Math required for computer programming

Most entry level cyber security jobs will require minimal computer coding or programming, but if you do have to code something, there will be some math involved.  A lot of this math has to do with programming concepts like constraints, variables, and programming logic. For example, you may see basic computer code like this:

IF value < 0 THEN
 PRINT “less than zero”
ELSEIF value > 0 THEN
 PRINT “more than zero”
ELSE
 PRINT “exactly zero”
END IF

Obviously this is a very basic example of computer code, but from this you can see that you’ll need to have an understanding of mathematical logic and how a computer will interpret information like this.  Because computer code can get a good bit more complex, many computer science degree programs that focus on programming do require higher level math classes. Again, this doesn’t always apply to cyber security degree programs, but some programming degrees that dabble in both cyber security and computer science will require some higher level math coursework.

Math in Cryptography

Cryptography is the science of codes and encryption, which is obviously a big part of cyber security and keeping our data safe.  The math used in cryptography can range anywhere from the very basic to highly advanced, all based on what it’s being used for. Just like in the math examples above, the level and difficulty of the math that you’ll have to work with will depend on how far you decide to go in your career.  Some basic cryptography may look something like this:
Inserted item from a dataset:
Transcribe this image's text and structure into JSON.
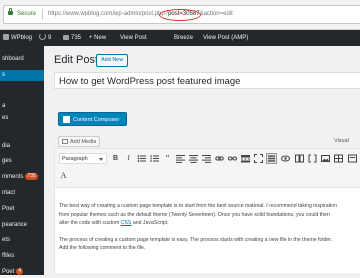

A = A

B = B

C = C

Then we can apply a cryptography concept such as ROT, which stands for rotation.  Perhaps we use ROT2, which just means that everything rotates or shifts by 2, giving us:

A = C

B = D

C = E

In this example, someone would have to know that you’re using a rotation of 2 to decrypt the data.  Again, the math can get much more detailed, but generally it isn’t as challenging as what might be seen in other fields, such as computer programming or engineering.

Is math on certification exams?

Most of the entry level cyber security certification exams require only the basic math concepts that are discussed in this article.  If you decide to pursue any of the basic CompTIA certifications, such as A+, Network+ and Security+, than you’ll need to be familiar with hexadecimal and binary and how they work within a secure network environment.  The same would be true for other certifications, such as the Cisco CCENT or CCNA or Microsoft’s MCP.

Related Questions

Do I have to get a college degree to get into cyber security?  You don’t need to have a degree in cyber security to get a job, but you’ll need to find another way to acquire those skills and demonstrate them to an employer.  Also, your long term career options will probably be limited if you don’t pursue a college degree.

What things should I look for in a college cyber security program?  Any college cyber security program that offers a feasible schedule at a reasonable price and provide hands on lab practice opportunities where you can learn the skills is worth looking into.  Overly expensive exam cram programs or boot camps, or those programs that only accept full-time enrollment may not be the best option for most people.

Matt Day

Matt Day

Matt Day is a cybersecurity professional with over twenty years of experience in the IT, cybersecurity and technology training fields. He has a degree in Computer Information Science and CompTIA A+, Network+, Security+, Server+, CySA+, and Cisco CCNA certifications. Matt is the author of the book CCENT Troubleshooting Guide.